The love for colours is well amplified in his vibrant narratives with curious cast of characters that dominate his canvas and convey a fine balance of colour, form and space. The essence of the theme seems to be well preserved in the colour scheme through out the suite of paintings. Says Suneel Mamadapur, "I have tried to rearrange the contradictions on plane surface to depict a puzzling fable with meaningful metaphors. No matter how illogical or demented the relation of objects and animals with the situation appear in the work, it presents an innate unity among them. And this is the observation of my enigmatic mind."

The works resemble fables that draw upon the details of everyday life, often combined in an unusual way, to deliver a strong message. What is more noticeable is that the meaning remains obscured, as there is no beginning or end. The narration is completely fragmented, which has its different layers superimposed with different contexts.

However, some of his paintings show a relationship between religious intolerance, nationalism and violence portrayed by a group of crippled figures perched on an assortment of ambulatory devices. The truncated figures and distorted life-forms highlight the disasters of war or nuclear fallout.
 "The presence of the anthropomorphic (non-human creatures or abstract concepts) images are central to my work. It depicts the spoilt human traits and depleting human life", says Mamadapur, who prefers to choose the modern man as the protagonist of the fable combining didactic aspects as well as allegorical imagination. The use of animal imagery is best exemplified in his painting titled "The Blue Monkey" where the figure is situated at the horizon of a landscape filled with a sense of uncertain dread.

Mamadapur's works draw inspiration from The Theater Of Absurd (a form of drama that emphasizes the absurdity of human existence)—which describe vaudeville, circus, and the shop of horrors, staging format, props, backdrop and lighting—and largely the works of Max Ernst and other surrealists.

Though these works do not necessarily have a common theme or a thread that binds them together but they still have a contemporary feel to them.

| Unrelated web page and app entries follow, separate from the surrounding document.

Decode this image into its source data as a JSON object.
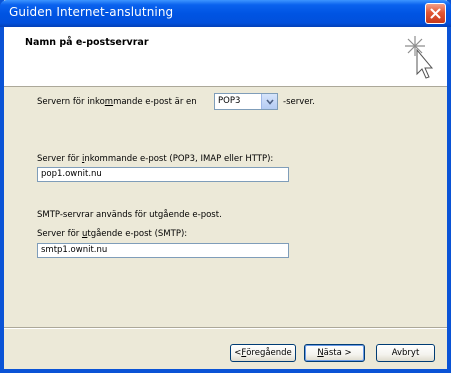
{
  "window": {
    "title": "Guiden Internet-anslutning"
  },
  "header": {
    "title": "Namn på e-postservrar",
    "icon": "wizard-sparkle-cursor-icon"
  },
  "incoming_type": {
    "label_before_prefix": "Servern för inko",
    "label_before_underlined": "m",
    "label_before_suffix": "mande e-post är en",
    "selected": "POP3",
    "label_after": "-server."
  },
  "incoming_server": {
    "label_prefix": "Server för ",
    "label_underlined": "i",
    "label_suffix": "nkommande e-post (POP3, IMAP eller HTTP):",
    "value": "pop1.ownit.nu"
  },
  "smtp_note": "SMTP-servrar används för utgående e-post.",
  "outgoing_server": {
    "label_prefix": "Server för ",
    "label_underlined": "u",
    "label_suffix": "tgående e-post (SMTP):",
    "value": "smtp1.ownit.nu"
  },
  "buttons": {
    "back_prefix": "< ",
    "back_underlined": "F",
    "back_suffix": "öregående",
    "next_underlined": "N",
    "next_suffix": "ästa >",
    "cancel": "Avbryt"
  },
  "colors": {
    "title_bar": "#0054e3",
    "dialog_bg": "#ece9d8",
    "close_button": "#e15734",
    "input_border": "#7f9db9"
  }
}
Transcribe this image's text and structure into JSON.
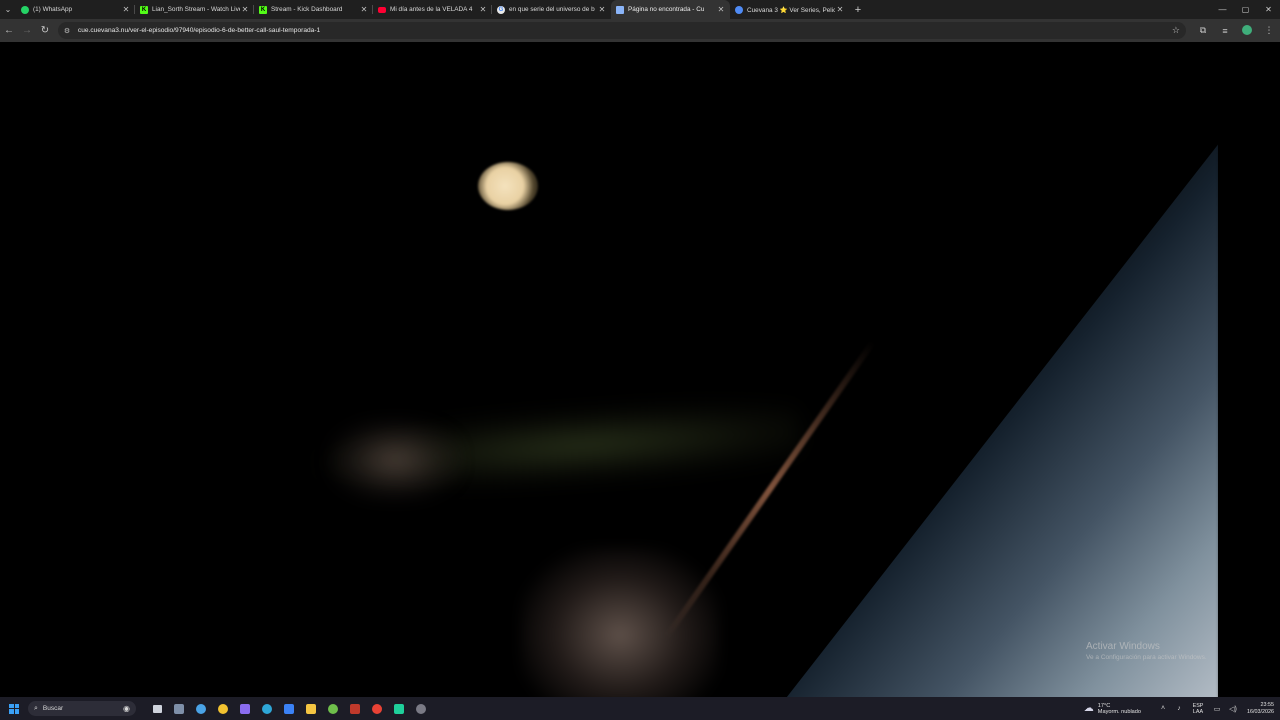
{
  "browser": {
    "tabs": [
      {
        "title": "(1) WhatsApp",
        "icon": "whatsapp-icon",
        "color": "#25d366",
        "active": false
      },
      {
        "title": "Lian_Sorth Stream - Watch Live",
        "icon": "kick-icon",
        "color": "#53fc18",
        "active": false
      },
      {
        "title": "Stream - Kick Dashboard",
        "icon": "kick-icon",
        "color": "#53fc18",
        "active": false
      },
      {
        "title": "Mi día antes de la VELADA 4",
        "icon": "youtube-icon",
        "color": "#ff0033",
        "active": false
      },
      {
        "title": "en que serie del universo de b",
        "icon": "google-icon",
        "color": "#e8e8e8",
        "active": false
      },
      {
        "title": "Página no encontrada - Cu",
        "icon": "page-icon",
        "color": "#8ab4f8",
        "active": true
      },
      {
        "title": "Cuevana 3 ⭐ Ver Series, Pelicu",
        "icon": "cuevana-icon",
        "color": "#4f8bf5",
        "active": false
      }
    ],
    "url": "cue.cuevana3.nu/ver-el-episodio/97940/episodio-6-de-better-call-saul-temporada-1"
  },
  "watermark": {
    "title": "Activar Windows",
    "subtitle": "Ve a Configuración para activar Windows."
  },
  "taskbar": {
    "search_label": "Buscar",
    "weather_temp": "17°C",
    "weather_desc": "Mayorm. nublado",
    "lang_line1": "ESP",
    "lang_line2": "LAA",
    "time": "23:55",
    "date": "16/03/2026"
  }
}
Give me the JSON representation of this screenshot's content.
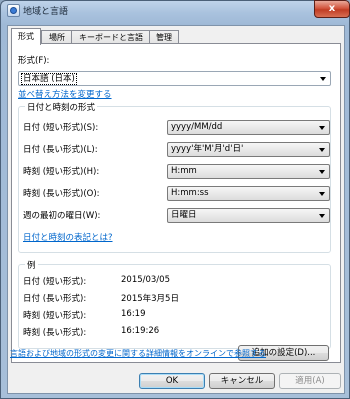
{
  "window": {
    "title": "地域と言語",
    "close_symbol": "x"
  },
  "tabs": [
    {
      "label": "形式",
      "active": true
    },
    {
      "label": "場所",
      "active": false
    },
    {
      "label": "キーボードと言語",
      "active": false
    },
    {
      "label": "管理",
      "active": false
    }
  ],
  "format": {
    "label": "形式(F):",
    "value": "日本語 (日本)",
    "sort_link": "並べ替え方法を変更する"
  },
  "datetime_group": {
    "title": "日付と時刻の形式",
    "rows": [
      {
        "label": "日付 (短い形式)(S):",
        "value": "yyyy/MM/dd"
      },
      {
        "label": "日付 (長い形式)(L):",
        "value": "yyyy'年'M'月'd'日'"
      },
      {
        "label": "時刻 (短い形式)(H):",
        "value": "H:mm"
      },
      {
        "label": "時刻 (長い形式)(O):",
        "value": "H:mm:ss"
      },
      {
        "label": "週の最初の曜日(W):",
        "value": "日曜日"
      }
    ],
    "notation_link": "日付と時刻の表記とは?"
  },
  "example_group": {
    "title": "例",
    "rows": [
      {
        "label": "日付 (短い形式):",
        "value": "2015/03/05"
      },
      {
        "label": "日付 (長い形式):",
        "value": "2015年3月5日"
      },
      {
        "label": "時刻 (短い形式):",
        "value": "16:19"
      },
      {
        "label": "時刻 (長い形式):",
        "value": "16:19:26"
      }
    ]
  },
  "additional_settings_button": "追加の設定(D)...",
  "online_link": "言語および地域の形式の変更に関する詳細情報をオンラインで参照する",
  "buttons": {
    "ok": "OK",
    "cancel": "キャンセル",
    "apply": "適用(A)"
  }
}
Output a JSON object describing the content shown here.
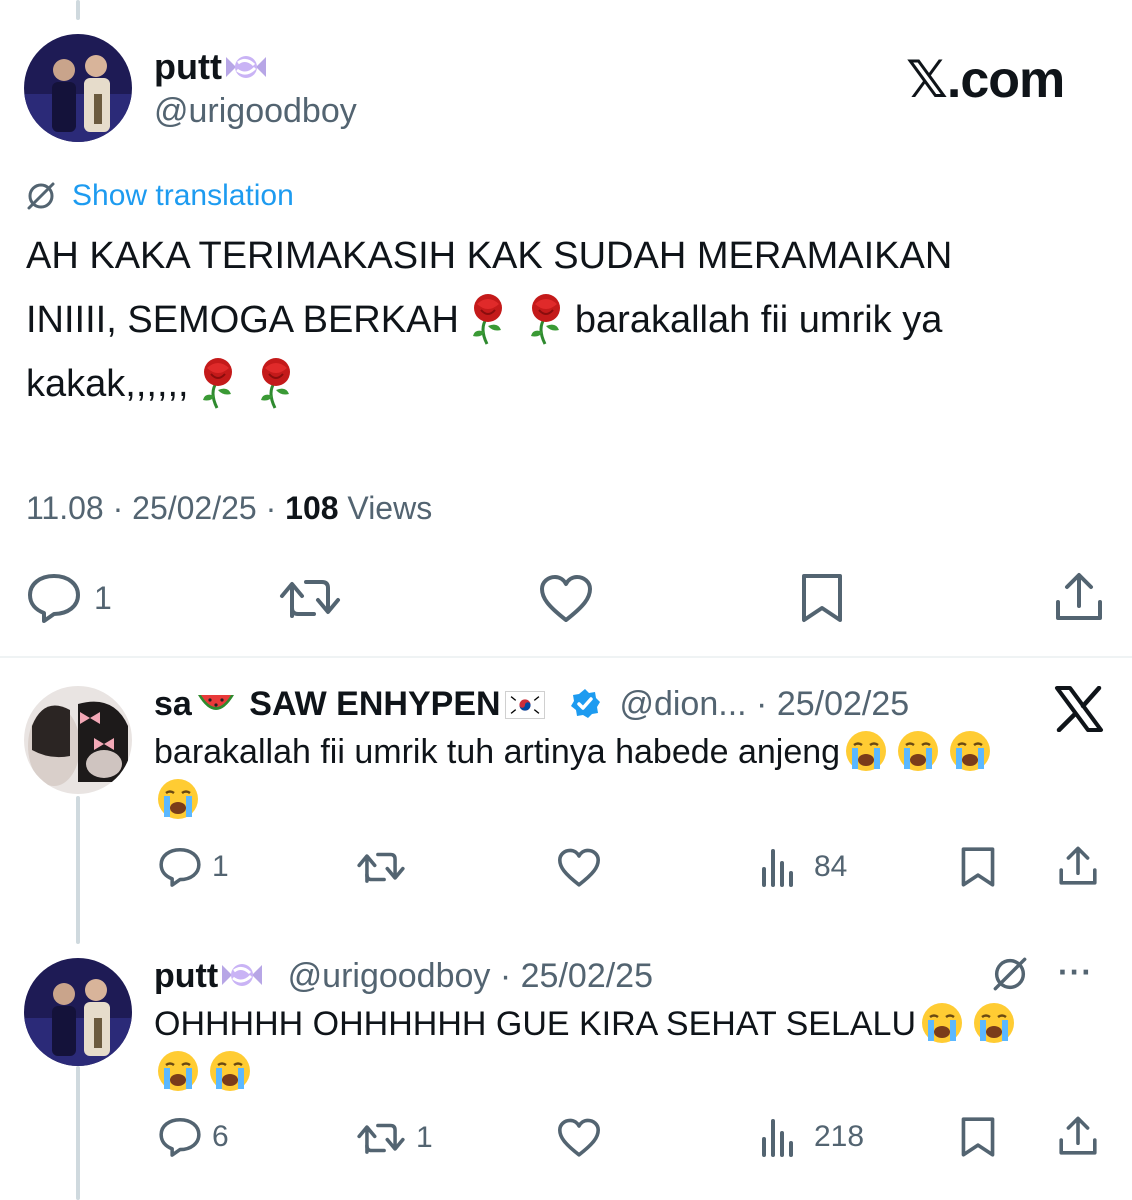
{
  "main_tweet": {
    "author_name": "putt",
    "author_handle": "@urigoodboy",
    "brand": "𝕏.com",
    "translate_label": "Show translation",
    "text_line1": "AH KAKA TERIMAKASIH KAK SUDAH MERAMAIKAN",
    "text_line2a": "INIIII, SEMOGA BERKAH",
    "text_line2b": "barakallah fii umrik ya",
    "text_line3": "kakak,,,,,,",
    "time": "11.08",
    "date": "25/02/25",
    "views_count": "108",
    "views_label": "Views",
    "reply_count": "1"
  },
  "reply1": {
    "author_name_a": "sa",
    "author_name_b": "SAW ENHYPEN",
    "author_handle": "@dion...",
    "date": "25/02/25",
    "text_line1": "barakallah fii umrik tuh artinya habede anjeng",
    "reply_count": "1",
    "views_count": "84"
  },
  "reply2": {
    "author_name": "putt",
    "author_handle": "@urigoodboy",
    "date": "25/02/25",
    "text_line1": "OHHHHH OHHHHHH GUE KIRA SEHAT SELALU",
    "reply_count": "6",
    "repost_count": "1",
    "views_count": "218",
    "more_label": "···"
  },
  "separator": "·",
  "colors": {
    "text": "#0f1419",
    "muted": "#536471",
    "accent": "#1d9bf0",
    "divider": "#eff3f4",
    "thread_line": "#cfd9de"
  }
}
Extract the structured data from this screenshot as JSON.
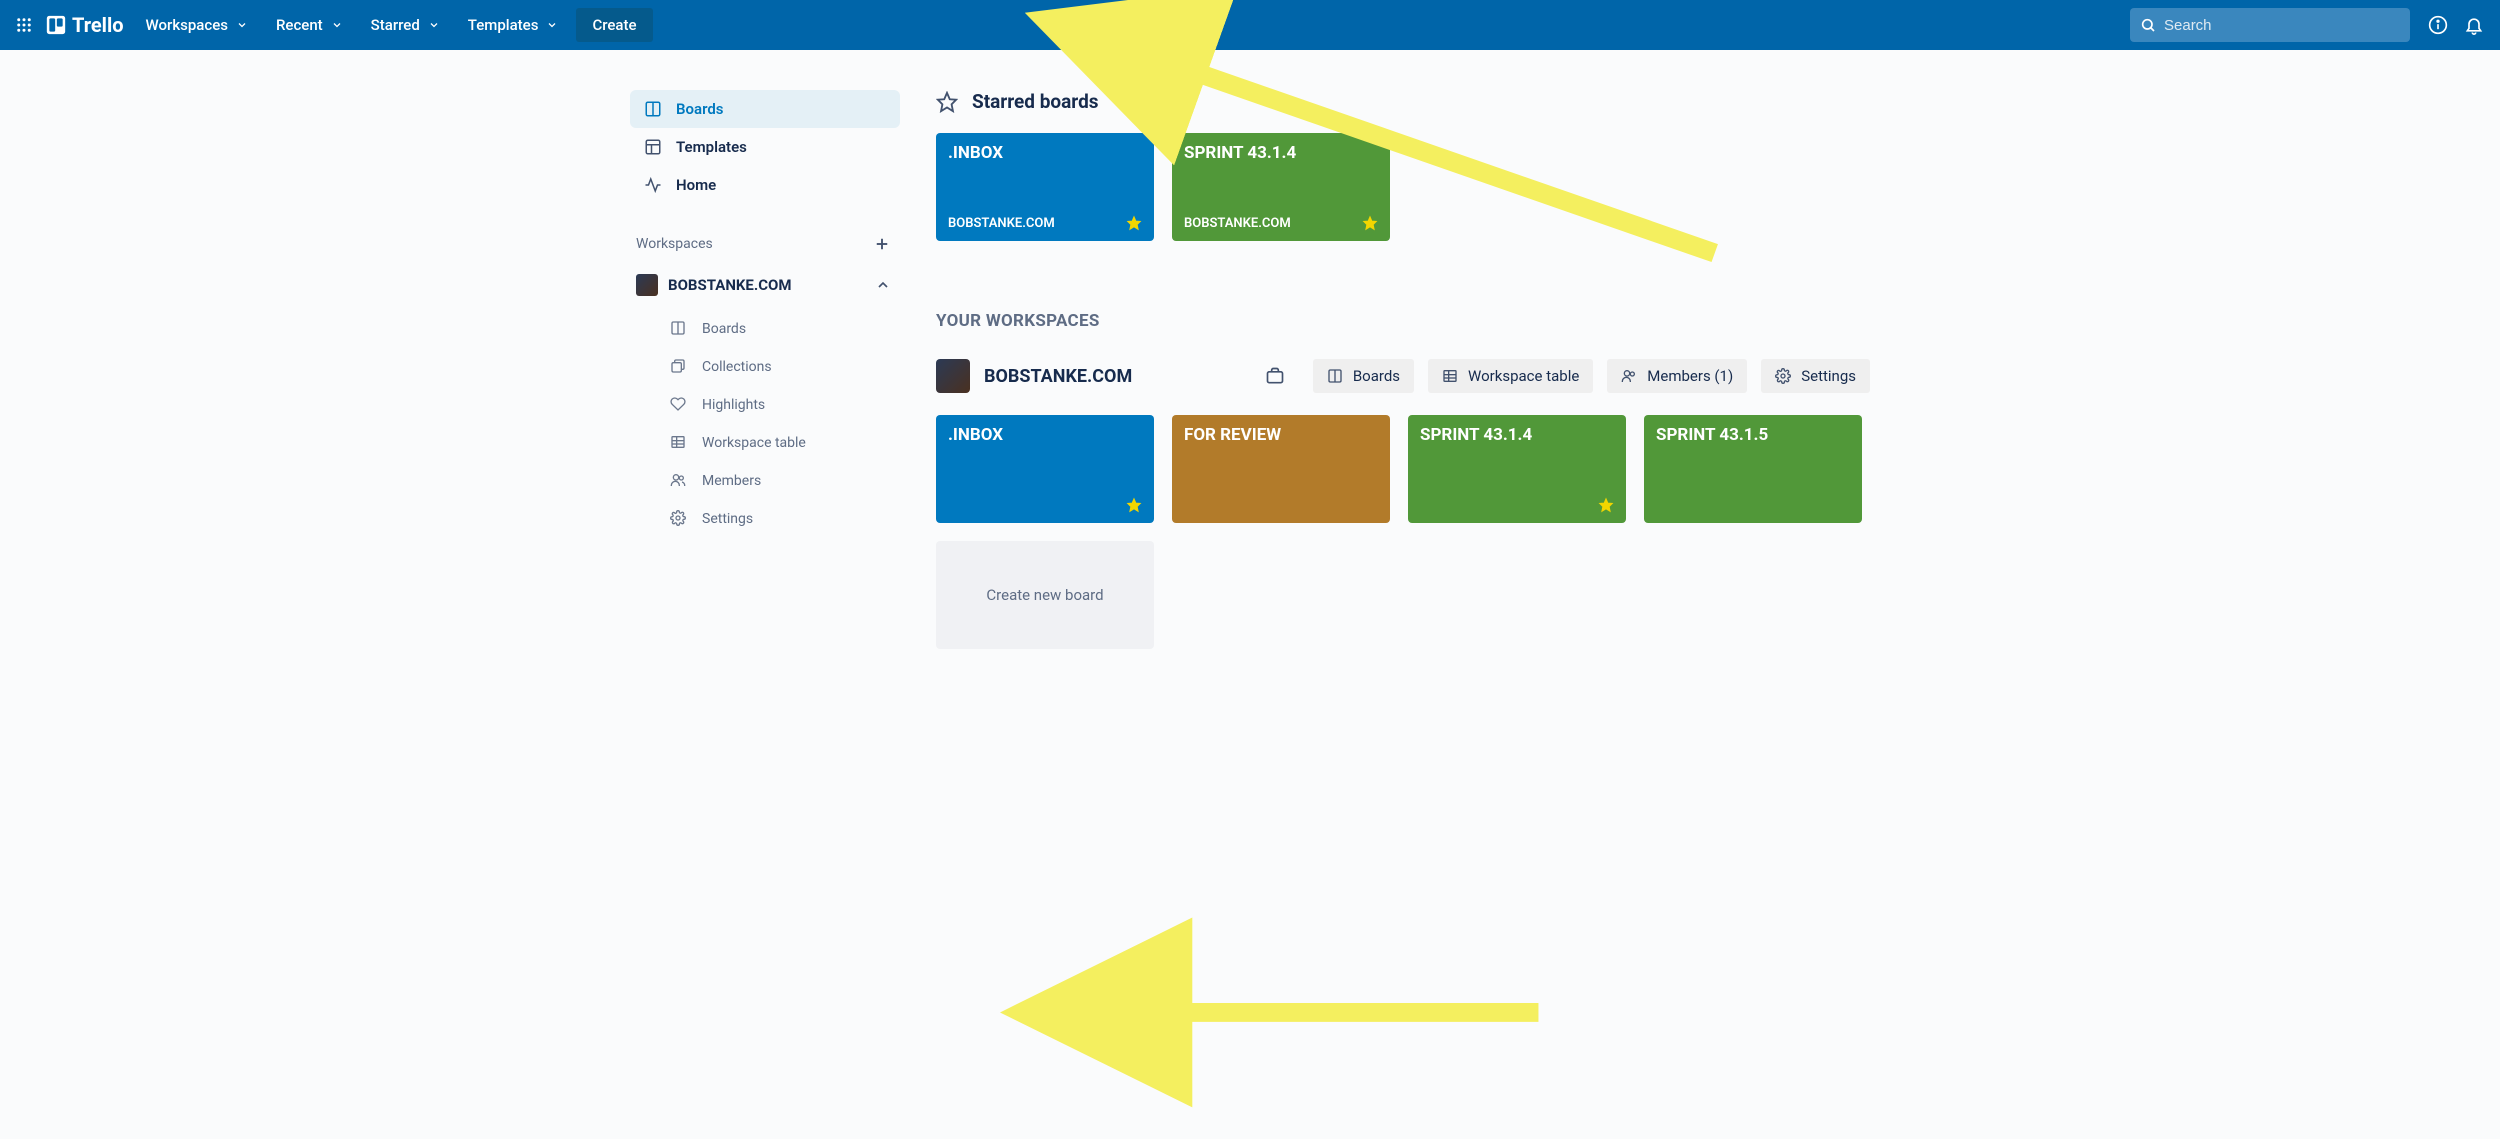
{
  "brand": "Trello",
  "topbar": {
    "menus": [
      "Workspaces",
      "Recent",
      "Starred",
      "Templates"
    ],
    "create": "Create",
    "search_placeholder": "Search"
  },
  "sidebar": {
    "nav": [
      {
        "icon": "board",
        "label": "Boards",
        "selected": true
      },
      {
        "icon": "template",
        "label": "Templates",
        "selected": false
      },
      {
        "icon": "pulse",
        "label": "Home",
        "selected": false
      }
    ],
    "workspaces_label": "Workspaces",
    "workspace": {
      "name": "BOBSTANKE.COM",
      "expanded": true,
      "items": [
        {
          "icon": "board",
          "label": "Boards"
        },
        {
          "icon": "collection",
          "label": "Collections"
        },
        {
          "icon": "heart",
          "label": "Highlights"
        },
        {
          "icon": "table",
          "label": "Workspace table"
        },
        {
          "icon": "members",
          "label": "Members"
        },
        {
          "icon": "gear",
          "label": "Settings"
        }
      ]
    }
  },
  "starred": {
    "heading": "Starred boards",
    "cards": [
      {
        "title": ".INBOX",
        "subtitle": "BOBSTANKE.COM",
        "color": "blue",
        "starred": true
      },
      {
        "title": "SPRINT 43.1.4",
        "subtitle": "BOBSTANKE.COM",
        "color": "green",
        "starred": true
      }
    ]
  },
  "workspaces_section": {
    "heading": "YOUR WORKSPACES",
    "name": "BOBSTANKE.COM",
    "buttons": [
      {
        "icon": "board",
        "label": "Boards"
      },
      {
        "icon": "table",
        "label": "Workspace table"
      },
      {
        "icon": "members",
        "label": "Members (1)"
      },
      {
        "icon": "gear",
        "label": "Settings"
      }
    ],
    "cards": [
      {
        "title": ".INBOX",
        "color": "blue",
        "starred": true
      },
      {
        "title": "FOR REVIEW",
        "color": "orange",
        "starred": false
      },
      {
        "title": "SPRINT 43.1.4",
        "color": "green",
        "starred": true
      },
      {
        "title": "SPRINT 43.1.5",
        "color": "green",
        "starred": false
      }
    ],
    "create_label": "Create new board"
  }
}
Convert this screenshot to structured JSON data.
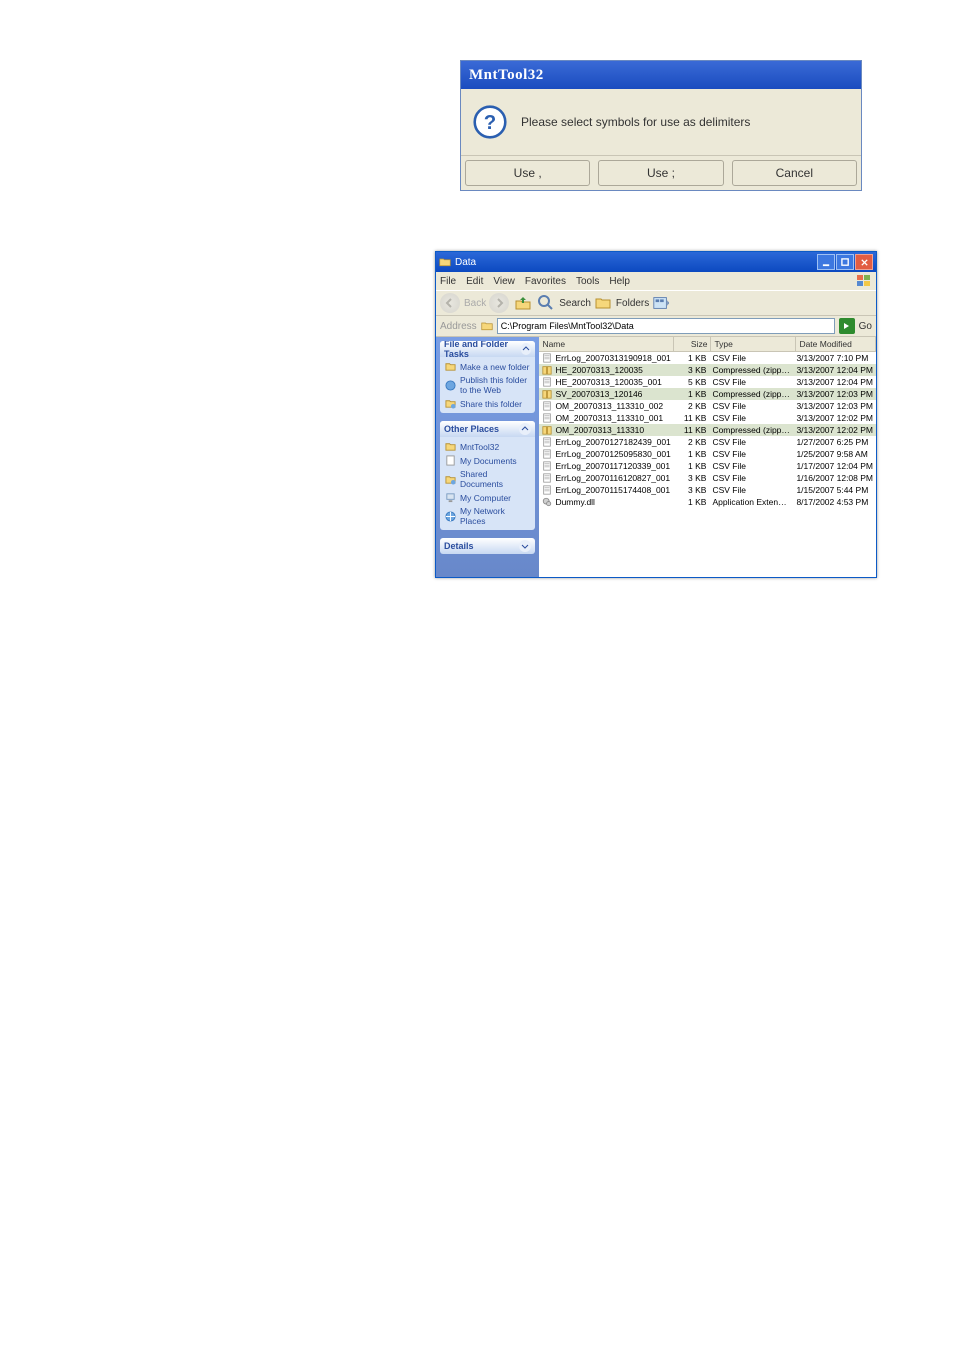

Educational Qualification:

2001 – 2002- Post Experience Program (Sponsored by the Commonwealth Foundation) in GLASGOW Print studio.  Scotland U. K

2000- Post Diploma in Graphic's Arts in Faculty of fine Arts. M S .University of Baroda, India

1997- Diploma in painting at KEN school of art Bangalore

Solo Show :

2010-“  Cognitive Dissonance Palette Art Gallery, Delhi

2007-“Desert of the present” at Art Musings, Mumbai                  

2006-“ Song of the abandoned road” Palette Art Gallery, Delhi

2002-Gallery III in GLASGOW (U.K.) sponsored by Common Wealth Foundation, London.

Grants & Awards-

2002-“45th National Academy Award “, Lalit Kala Academy, New Delhi

2003   Camlin Art Foundation 5th Southern Region at Bangalore

2001-     K.K. HEBAR Art Foundation Scholarship. Karnataka  

2001----ARNAWAJ Arts Foundations Scholarship, Karnataka

1999 to 2001-Human Resource Development Research Grants

1998-  Bombay Art Society's 106th All India Annual Art Exhibition

1997&98-Karnataka State and Central Lalit Kala Academy, "A Special Art Exhibition " in Bangalore

Group Exhibition:

2010  'Dali's Elephant’ aicon gallery London.

2008-“Live wires” Visual Arts Center Kennedy Road, Hong Kong.

2006-“Nomenclature 2 Who’s who” Red Earth Gallery, Baroda.

2004-International Bharath Bhavan, Biennial, Bhopal, India

2002-Glassgow Art Fair, U.K

2002-Thi Pai International Art Biennial. Japan

2002-“Voices against Violence” Group Exhibition, Baroda.

2002-“Don’t ask me Why” Group Exhibition, Nazar Art Gallery, Baroda.

Studio & Correspondence-
A-49,vrundavan duplex, near L&T colony, B/h nandavan society new Sama ,
Baroda-390008-Gujarat. Email-  (m)-09913805887  (R) 0265 3920596